The good news is that TFR newcomer Bodhi Kuhn has firmly established himself as a future elite contender. The 18-year-old broke through in Val di Sole, winning his first ever junior World Cup race after taking second place in Lenzerheide and Leogang. The bittersweet news, for Loris Vergier, Kade Edwards and Reece Wilson, is that their teammate’s success is just another sign that this sport isn’t getting any easier.
Of course, when you’re Loris Vergier, that might not matter. He hasn’t broken through with a World Cup win yet this season, but proved he has winning speed with his second place finish in Lenzerheide. And if you’ve been following Kade Edwards, you know that he’s at the height of his powers as a rider with more strength, skill and flare than just about anybody in the world; it may only be a matter of time before he makes his return to a regular place in the top 20. And Reece Wilson is only just returning to the game, putting down his first competitive runs of the season in Val di Sole after suffering a broken leg in the offseason.
The rest of the season is going to be a challenge for the DH boys, but when have they ever shied away from that? All they know is riding fast and loose, and pushing themselves to new limits within their mind-bending discipline.
TFR Enduro: Hattie's podium battle

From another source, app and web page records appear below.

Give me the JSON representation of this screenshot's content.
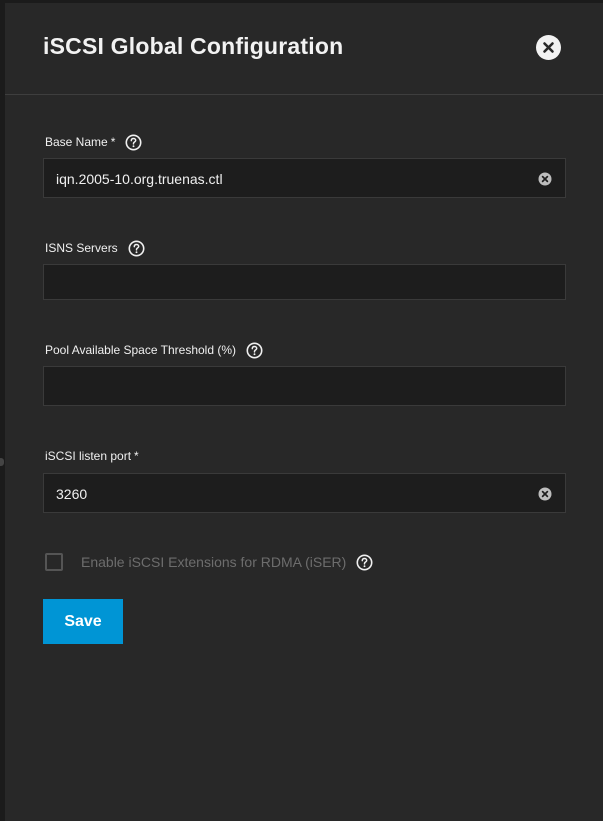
{
  "dialog": {
    "title": "iSCSI Global Configuration",
    "close_icon": "close-circle-icon"
  },
  "fields": {
    "base_name": {
      "label": "Base Name",
      "required_marker": "*",
      "value": "iqn.2005-10.org.truenas.ctl",
      "help_icon": "help-circle-icon",
      "clear_icon": "clear-circle-icon"
    },
    "isns_servers": {
      "label": "ISNS Servers",
      "value": "",
      "help_icon": "help-circle-icon"
    },
    "pool_threshold": {
      "label": "Pool Available Space Threshold (%)",
      "value": "",
      "help_icon": "help-circle-icon"
    },
    "listen_port": {
      "label": "iSCSI listen port",
      "required_marker": "*",
      "value": "3260",
      "help_icon": "help-circle-icon",
      "clear_icon": "clear-circle-icon"
    }
  },
  "iser": {
    "label": "Enable iSCSI Extensions for RDMA (iSER)",
    "checked": false,
    "help_icon": "help-circle-icon"
  },
  "actions": {
    "save_label": "Save"
  },
  "colors": {
    "panel_bg": "#282828",
    "input_bg": "#1d1d1d",
    "accent": "#0095d5",
    "text": "#f0f0f0",
    "disabled_text": "#6d6d6d"
  }
}
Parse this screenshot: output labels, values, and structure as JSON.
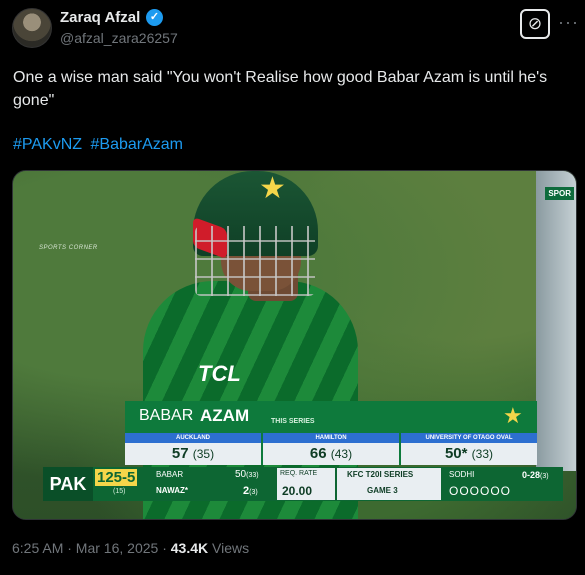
{
  "author": {
    "name": "Zaraq Afzal",
    "handle": "@afzal_zara26257"
  },
  "icons": {
    "verified": "verified-badge-icon",
    "grok": "grok-icon",
    "more": "more-icon"
  },
  "tweet": {
    "text": "One a wise man said \"You won't Realise how good Babar Azam is until he's gone\"",
    "hashtags": [
      "#PAKvNZ",
      "#BabarAzam"
    ]
  },
  "media": {
    "watermark": "SPORTS CORNER",
    "badge": "SPOR",
    "sponsor": "TCL",
    "scorecard": {
      "first_name": "BABAR",
      "last_name": "AZAM",
      "series_label": "THIS SERIES",
      "matches": [
        {
          "venue": "AUCKLAND",
          "score": "57",
          "balls": "(35)"
        },
        {
          "venue": "HAMILTON",
          "score": "66",
          "balls": "(43)"
        },
        {
          "venue": "UNIVERSITY OF OTAGO OVAL",
          "score": "50*",
          "balls": "(33)"
        }
      ]
    },
    "strip": {
      "team": "PAK",
      "total": "125-5",
      "overs": "(15)",
      "batter1": "BABAR",
      "batter1_runs": "50",
      "batter1_balls": "(33)",
      "batter2": "NAWAZ*",
      "batter2_runs": "2",
      "batter2_balls": "(3)",
      "req_rate_label": "REQ. RATE",
      "req_rate": "20.00",
      "series": "KFC T20I SERIES",
      "game": "GAME 3",
      "bowler": "SODHI",
      "bowler_figures": "0-28",
      "bowler_overs": "(3)",
      "balls": "OOOOOO"
    }
  },
  "footer": {
    "time": "6:25 AM · Mar 16, 2025 · ",
    "views": "43.4K",
    "views_label": " Views"
  }
}
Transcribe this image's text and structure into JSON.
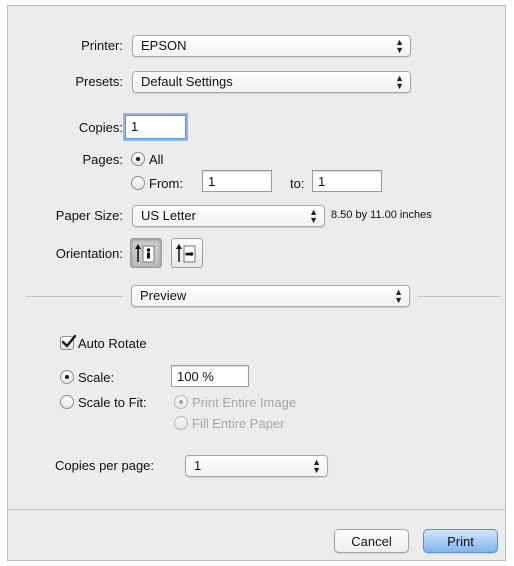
{
  "printer": {
    "label": "Printer:",
    "value": "EPSON"
  },
  "presets": {
    "label": "Presets:",
    "value": "Default Settings"
  },
  "copies": {
    "label": "Copies:",
    "value": "1"
  },
  "pages": {
    "label": "Pages:",
    "all_label": "All",
    "from_label": "From:",
    "from_value": "1",
    "to_label": "to:",
    "to_value": "1",
    "selected": "All"
  },
  "paper_size": {
    "label": "Paper Size:",
    "value": "US Letter",
    "dimensions": "8.50 by 11.00 inches"
  },
  "orientation": {
    "label": "Orientation:",
    "selected": "portrait"
  },
  "section_popup": {
    "value": "Preview"
  },
  "auto_rotate": {
    "label": "Auto Rotate",
    "checked": true
  },
  "scale": {
    "label": "Scale:",
    "value": "100 %",
    "selected": true
  },
  "scale_to_fit": {
    "label": "Scale to Fit:",
    "print_entire_image": "Print Entire Image",
    "fill_entire_paper": "Fill Entire Paper"
  },
  "copies_per_page": {
    "label": "Copies per page:",
    "value": "1"
  },
  "buttons": {
    "cancel": "Cancel",
    "print": "Print"
  },
  "colors": {
    "dialog_bg": "#ececec",
    "default_button": "#83b4ee",
    "focus_ring": "#8db9ea"
  }
}
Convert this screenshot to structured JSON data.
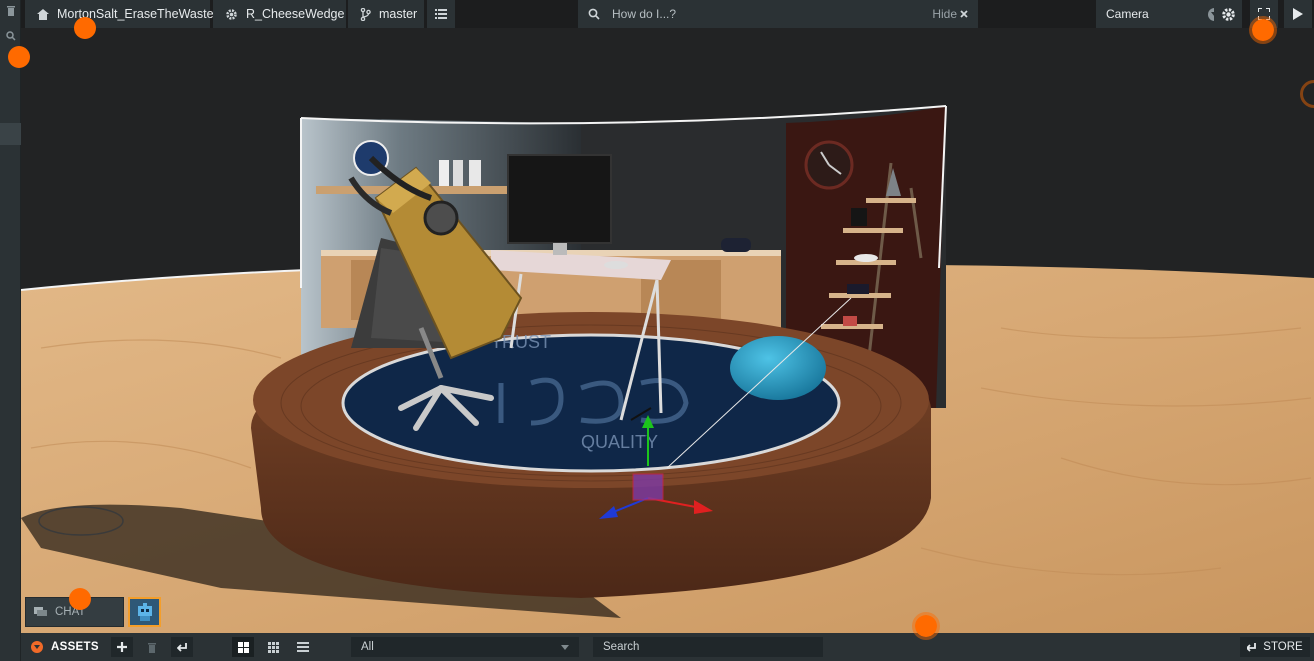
{
  "topbar": {
    "project_name": "MortonSalt_EraseTheWaste",
    "scene_name": "R_CheeseWedge",
    "branch_name": "master",
    "search_placeholder": "How do I...?",
    "hide_label": "Hide",
    "camera_value": "Camera"
  },
  "bottombar": {
    "assets_label": "ASSETS",
    "filter_value": "All",
    "search_placeholder": "Search",
    "store_label": "STORE"
  },
  "chat": {
    "label": "CHAT"
  },
  "icons": {
    "home": "home-icon",
    "settings": "gear-icon",
    "branch": "branch-icon",
    "list": "list-icon",
    "search": "search-icon",
    "close": "close-icon",
    "fullscreen": "fullscreen-icon",
    "play": "play-icon",
    "add": "plus-icon",
    "delete": "trash-icon",
    "swap": "swap-icon",
    "grid_large": "grid-large-icon",
    "grid_small": "grid-small-icon",
    "list_view": "list-view-icon",
    "store": "store-icon",
    "chat": "chat-icon"
  },
  "colors": {
    "panel": "#2b3235",
    "accent": "#f16a28",
    "floor": "#d6aa79",
    "platform": "#6e3d24",
    "rug": "#0f2748",
    "recording_dot": "#ff6a00"
  }
}
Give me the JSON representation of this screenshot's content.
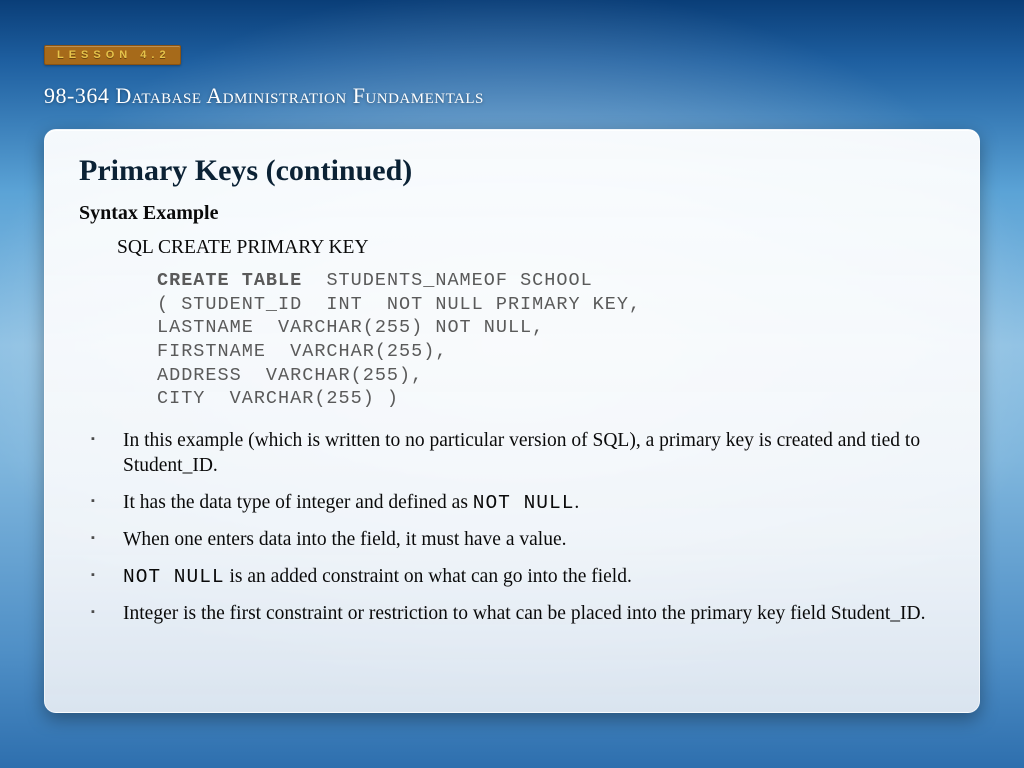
{
  "header": {
    "lesson_badge": "LESSON 4.2",
    "course_title": "98-364 Database Administration Fundamentals"
  },
  "content": {
    "title": "Primary Keys (continued)",
    "subtitle": "Syntax  Example",
    "sql_header": "SQL CREATE PRIMARY KEY",
    "code": {
      "kw": "CREATE TABLE",
      "l1_rest": "  STUDENTS_NAMEOF SCHOOL",
      "l2": "( STUDENT_ID  INT  NOT NULL PRIMARY KEY,",
      "l3": "LASTNAME  VARCHAR(255) NOT NULL,",
      "l4": "FIRSTNAME  VARCHAR(255),",
      "l5": "ADDRESS  VARCHAR(255),",
      "l6": "CITY  VARCHAR(255) )"
    },
    "bullets": {
      "b1": "In this example (which is written to no particular version of SQL), a primary key is created and tied to Student_ID.",
      "b2_a": "It has the data type of integer and defined as ",
      "b2_mono": "NOT NULL",
      "b2_b": ".",
      "b3": "When one enters data into the field, it must have a value.",
      "b4_mono": "NOT NULL",
      "b4_a": "  is an added constraint on what can go into the field.",
      "b5": "Integer is the first constraint or restriction to what can be placed into the primary key field Student_ID."
    }
  }
}
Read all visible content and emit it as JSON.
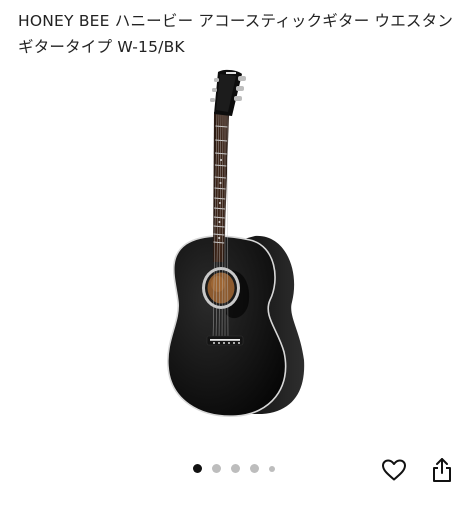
{
  "product": {
    "title": "HONEY BEE ハニービー アコースティックギター ウエスタンギタータイプ W-15/BK"
  },
  "gallery": {
    "image_subject": "guitar-image",
    "total_pages": 5,
    "current_page": 1
  },
  "actions": {
    "favorite_icon": "heart-outline-icon",
    "share_icon": "share-icon"
  },
  "colors": {
    "active_dot": "#111111",
    "inactive_dot": "#bdbdbd"
  }
}
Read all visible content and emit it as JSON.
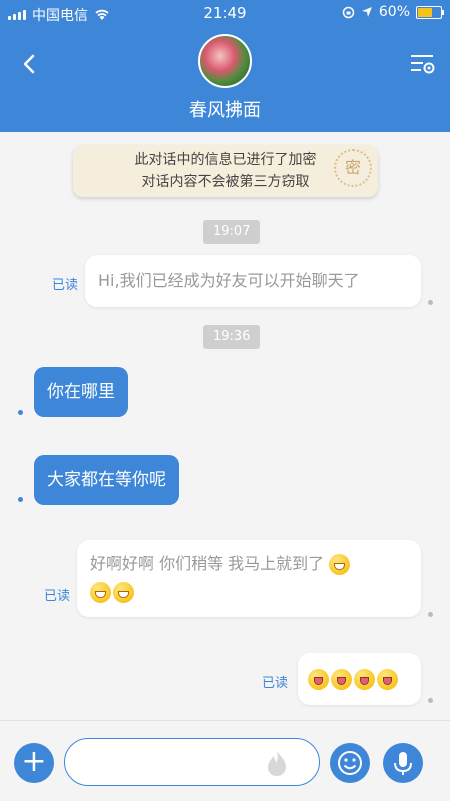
{
  "status_bar": {
    "carrier": "中国电信",
    "time": "21:49",
    "battery": "60%"
  },
  "header": {
    "title": "春风拂面"
  },
  "notice": {
    "line1": "此对话中的信息已进行了加密",
    "line2": "对话内容不会被第三方窃取",
    "seal_text": "密"
  },
  "messages": [
    {
      "type": "time",
      "text": "19:07"
    },
    {
      "type": "out",
      "text": "Hi,我们已经成为好友可以开始聊天了",
      "read": "已读"
    },
    {
      "type": "time",
      "text": "19:36"
    },
    {
      "type": "in",
      "text": "你在哪里"
    },
    {
      "type": "in",
      "text": "大家都在等你呢"
    },
    {
      "type": "out",
      "line1": "好啊好啊  你们稍等  我马上就到了",
      "read": "已读"
    },
    {
      "type": "out",
      "emoji": "tongue",
      "read": "已读"
    }
  ],
  "input_bar": {
    "placeholder": ""
  },
  "colors": {
    "primary": "#3d86d8",
    "background": "#f4f4f4",
    "notice_bg": "#f6eedc"
  }
}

What we wrote in the first two paragraphs of the downhill section above? You can pretty much copy and paste that here.
Hattie Harnden, at just 22 years old, is still very much one of her sport’s young talents. But after taking third overall in the Enduro World Series last year, she hasn’t experienced smooth sailing to the top of the standings like her trajectory had suggested. Instead, she’s clawing, and scratching, and fighting amongst a group of brilliant women’s enduro rivals. The sport is just that fast.
Harnden is currently fourth in the overall standings after taking fifth, with a stage win, in Val di Fassa late last month. Despite struggling (by her own admission) to find the pace she’s become accustomed to, she’s still in good position to take the overall podium for a second straight year. Meanwhile, she’s also taking top 10s in World Cup DH events.
Even when she’s not hitting her unbelievably high standards, Harnden is constantly making our jaws drop. And with time to heal from the first four months of racing, she could once again take the enduro circuit by storm come September. Basically, never, ever bet against Hattie Harden doing the incredible.